The tracking research is an offshoot of the tagging study researchers launched on the Manitoba portion of the Red River in 2012. Mark Pegg, a fish ecologist and instructor at UNL, met Manitoba biologists at a 2010 catfish symposium, and the idea of studying Manitoba catfish grew from that meeting.
Channel catfish hadn’t been studied intensively in Manitoba, despite the province’s well-justified reputation as one of the top catfish destinations in North America.
“It was like, ‘Well, I can come up and have a look,’ and it snowballed from there,” Pegg told the Herald in 2015. Much of the funding has come from the Manitoba Fish and Wildlife Enhancement Fund.
To date, about 15,000 channel catfish have been tagged as part of the research project, Siddons said. The study has been of special interest in the Grand Forks area, where Siddons says nearly 300 tag returns have been reported, in some cases multiple times.
Grand Forks catfish guide Brad Durick has reported nearly 40 of the tagged fish in his boat alone.
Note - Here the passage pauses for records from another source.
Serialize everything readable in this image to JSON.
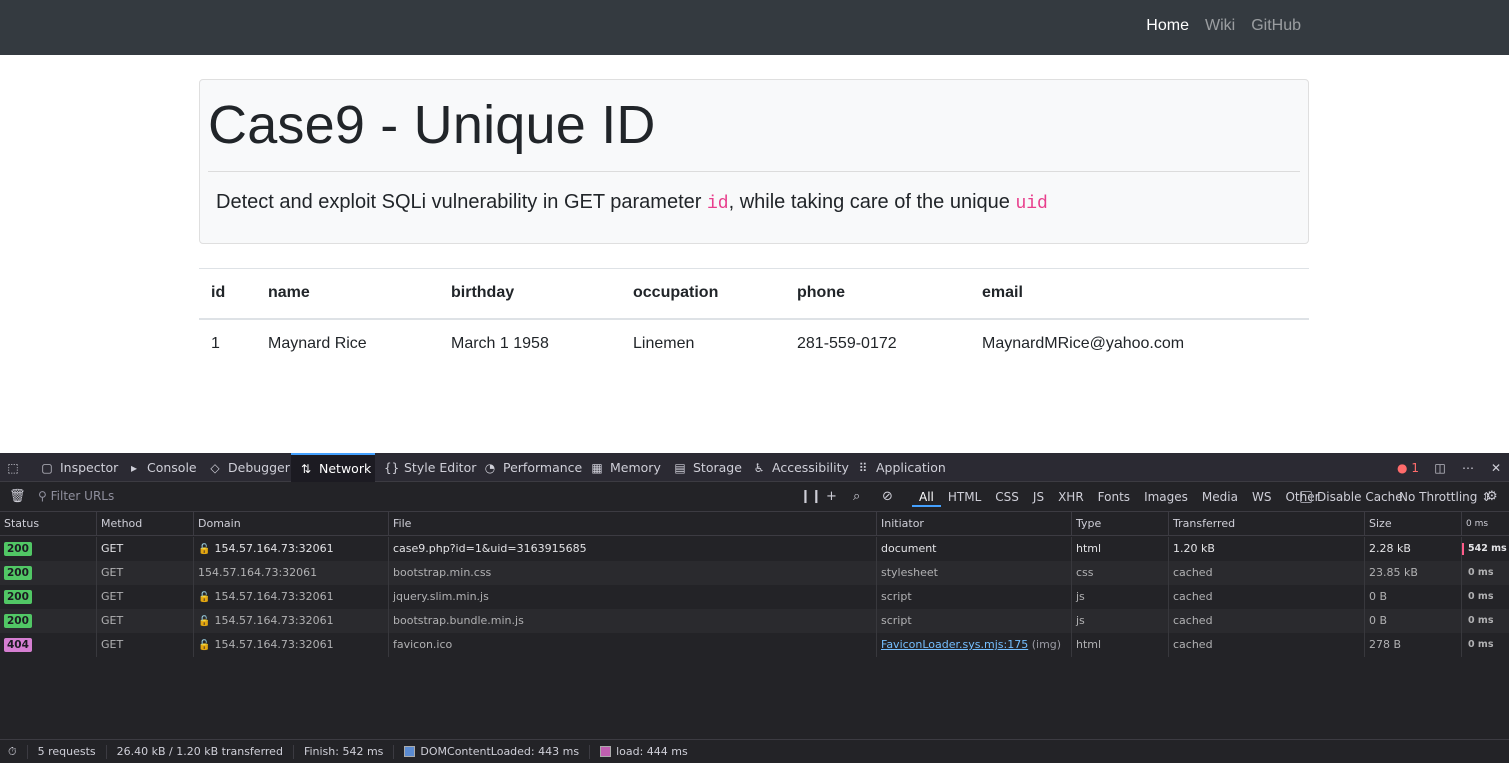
{
  "nav": {
    "links": [
      "Home",
      "Wiki",
      "GitHub"
    ]
  },
  "jumbotron": {
    "title": "Case9 - Unique ID",
    "desc_before": "Detect and exploit SQLi vulnerability in GET parameter ",
    "code1": "id",
    "desc_middle": ", while taking care of the unique ",
    "code2": "uid"
  },
  "table": {
    "headers": [
      "id",
      "name",
      "birthday",
      "occupation",
      "phone",
      "email"
    ],
    "rows": [
      [
        "1",
        "Maynard Rice",
        "March 1 1958",
        "Linemen",
        "281-559-0172",
        "MaynardMRice@yahoo.com"
      ]
    ]
  },
  "devtools": {
    "tabs": [
      "Inspector",
      "Console",
      "Debugger",
      "Network",
      "Style Editor",
      "Performance",
      "Memory",
      "Storage",
      "Accessibility",
      "Application"
    ],
    "error_count": "1",
    "filter_placeholder": "Filter URLs",
    "type_filters": [
      "All",
      "HTML",
      "CSS",
      "JS",
      "XHR",
      "Fonts",
      "Images",
      "Media",
      "WS",
      "Other"
    ],
    "disable_cache": "Disable Cache",
    "throttling": "No Throttling",
    "columns": [
      "Status",
      "Method",
      "Domain",
      "File",
      "Initiator",
      "Type",
      "Transferred",
      "Size",
      "0 ms"
    ],
    "requests": [
      {
        "status": "200",
        "method": "GET",
        "domain": "154.57.164.73:32061",
        "file": "case9.php?id=1&uid=3163915685",
        "initiator": "document",
        "initiator_extra": "",
        "type": "html",
        "transferred": "1.20 kB",
        "size": "2.28 kB",
        "time": "542 ms"
      },
      {
        "status": "200",
        "method": "GET",
        "domain": "154.57.164.73:32061",
        "file": "bootstrap.min.css",
        "initiator": "stylesheet",
        "initiator_extra": "",
        "type": "css",
        "transferred": "cached",
        "size": "23.85 kB",
        "time": "0 ms"
      },
      {
        "status": "200",
        "method": "GET",
        "domain": "154.57.164.73:32061",
        "file": "jquery.slim.min.js",
        "initiator": "script",
        "initiator_extra": "",
        "type": "js",
        "transferred": "cached",
        "size": "0 B",
        "time": "0 ms"
      },
      {
        "status": "200",
        "method": "GET",
        "domain": "154.57.164.73:32061",
        "file": "bootstrap.bundle.min.js",
        "initiator": "script",
        "initiator_extra": "",
        "type": "js",
        "transferred": "cached",
        "size": "0 B",
        "time": "0 ms"
      },
      {
        "status": "404",
        "method": "GET",
        "domain": "154.57.164.73:32061",
        "file": "favicon.ico",
        "initiator": "FaviconLoader.sys.mjs:175",
        "initiator_extra": "(img)",
        "type": "html",
        "transferred": "cached",
        "size": "278 B",
        "time": "0 ms"
      }
    ],
    "summary": {
      "requests": "5 requests",
      "transferred": "26.40 kB / 1.20 kB transferred",
      "finish": "Finish: 542 ms",
      "domcontentloaded": "DOMContentLoaded: 443 ms",
      "load": "load: 444 ms"
    },
    "colors": {
      "accent": "#45a1ff",
      "ok": "#51c765",
      "notfound": "#d57ed1",
      "dcl": "#5b8bd1",
      "load": "#c05fb0"
    }
  }
}
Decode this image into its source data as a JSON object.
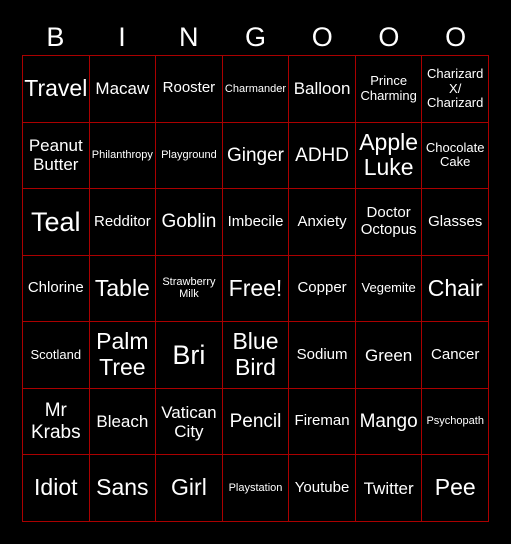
{
  "header": {
    "letters": [
      "B",
      "I",
      "N",
      "G",
      "O",
      "O",
      "O"
    ]
  },
  "colors": {
    "background": "#000000",
    "grid_line": "#aa0000",
    "text": "#ffffff"
  },
  "board": {
    "rows": [
      [
        {
          "text": "Travel",
          "size": "l"
        },
        {
          "text": "Macaw",
          "size": "ms"
        },
        {
          "text": "Rooster",
          "size": "s"
        },
        {
          "text": "Charmander",
          "size": "xxs"
        },
        {
          "text": "Balloon",
          "size": "ms"
        },
        {
          "text": "Prince Charming",
          "size": "xs"
        },
        {
          "text": "Charizard X/ Charizard",
          "size": "xs"
        }
      ],
      [
        {
          "text": "Peanut Butter",
          "size": "ms"
        },
        {
          "text": "Philanthropy",
          "size": "xxs"
        },
        {
          "text": "Playground",
          "size": "xxs"
        },
        {
          "text": "Ginger",
          "size": "m"
        },
        {
          "text": "ADHD",
          "size": "m"
        },
        {
          "text": "Apple Luke",
          "size": "l"
        },
        {
          "text": "Chocolate Cake",
          "size": "xs"
        }
      ],
      [
        {
          "text": "Teal",
          "size": "xl"
        },
        {
          "text": "Redditor",
          "size": "s"
        },
        {
          "text": "Goblin",
          "size": "m"
        },
        {
          "text": "Imbecile",
          "size": "s"
        },
        {
          "text": "Anxiety",
          "size": "s"
        },
        {
          "text": "Doctor Octopus",
          "size": "s"
        },
        {
          "text": "Glasses",
          "size": "s"
        }
      ],
      [
        {
          "text": "Chlorine",
          "size": "s"
        },
        {
          "text": "Table",
          "size": "l"
        },
        {
          "text": "Strawberry Milk",
          "size": "xxs"
        },
        {
          "text": "Free!",
          "size": "l"
        },
        {
          "text": "Copper",
          "size": "s"
        },
        {
          "text": "Vegemite",
          "size": "xs"
        },
        {
          "text": "Chair",
          "size": "l"
        }
      ],
      [
        {
          "text": "Scotland",
          "size": "xs"
        },
        {
          "text": "Palm Tree",
          "size": "l"
        },
        {
          "text": "Bri",
          "size": "xl"
        },
        {
          "text": "Blue Bird",
          "size": "l"
        },
        {
          "text": "Sodium",
          "size": "s"
        },
        {
          "text": "Green",
          "size": "ms"
        },
        {
          "text": "Cancer",
          "size": "s"
        }
      ],
      [
        {
          "text": "Mr Krabs",
          "size": "m"
        },
        {
          "text": "Bleach",
          "size": "ms"
        },
        {
          "text": "Vatican City",
          "size": "ms"
        },
        {
          "text": "Pencil",
          "size": "m"
        },
        {
          "text": "Fireman",
          "size": "s"
        },
        {
          "text": "Mango",
          "size": "m"
        },
        {
          "text": "Psychopath",
          "size": "xxs"
        }
      ],
      [
        {
          "text": "Idiot",
          "size": "l"
        },
        {
          "text": "Sans",
          "size": "l"
        },
        {
          "text": "Girl",
          "size": "l"
        },
        {
          "text": "Playstation",
          "size": "xxs"
        },
        {
          "text": "Youtube",
          "size": "s"
        },
        {
          "text": "Twitter",
          "size": "ms"
        },
        {
          "text": "Pee",
          "size": "l"
        }
      ]
    ]
  }
}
Siddons, who wrote his master’s thesis based on the tagging study, has worked on the Manitoba portion of the Red River since the first year of the study in 2012. A Tennessee native, he said the perfect job would be working summers in Manitoba and somewhere warmer in the winter.
Chance-Ossowski, a Nebraska native and avid catfish angler, said he’d never fished the Manitoba side of the Red River until getting the opportunity to work on the river as part of the UNL study.
The researchers have used hoop nets to catch cats, but hook-and-line fishing also is a key capture technique, not to mention a good chance to mix work and pleasure in the name of research.
Tough job, as the old saying goes, but someone has to do it.
“I’ve always seen pictures of the catfish in Manitoba and had aspirations to make a trip to the Red River,” Chance-Ossowski said. “Pictures alone simply do not do the fishery justice until you are able to experience it firsthand.”
The Canadian cats definitely run bigger than the fish he catches back home in Nebraska or in Kansas where he previously interned, Chance-Ossowski said.
“I realized quickly that if you anchored at any location, from Selkirk to the Lockport Dam, you can catch 33- to 38-inch catfish that are well over 15 years old,” he said. “While angling in Nebraska and Kansas is still excellent, you are catching younger year-classes of channel catfish—24- to 30-inch fish—with 32-inch fish being caught on occasion, as well.”
Monday was the last day on the water for Siddons and Chance-Ossowski, and they’re now back in Nebraska exploring career opportunities.
From tagging fish to implanting ultrasonic transmitters, tracking the fish and meeting anglers, the experience the two researchers gained working on the Red River should benefit their job hunts.
“It has opened my eyes to the dynamics of a trophy catfish fishery and just how far a fish can and will move if given the opportunity,” Chance-Ossowski said.
Now that he’s fished the Red in the name of research, Chance-Ossowski says he definitely plans to come back in the name of recreation.
“As a lifetime catfish angler and fisheries researcher, the Red River will always be heaven on earth to me and a destination any catfish angler should make if given the opportunity,” he said.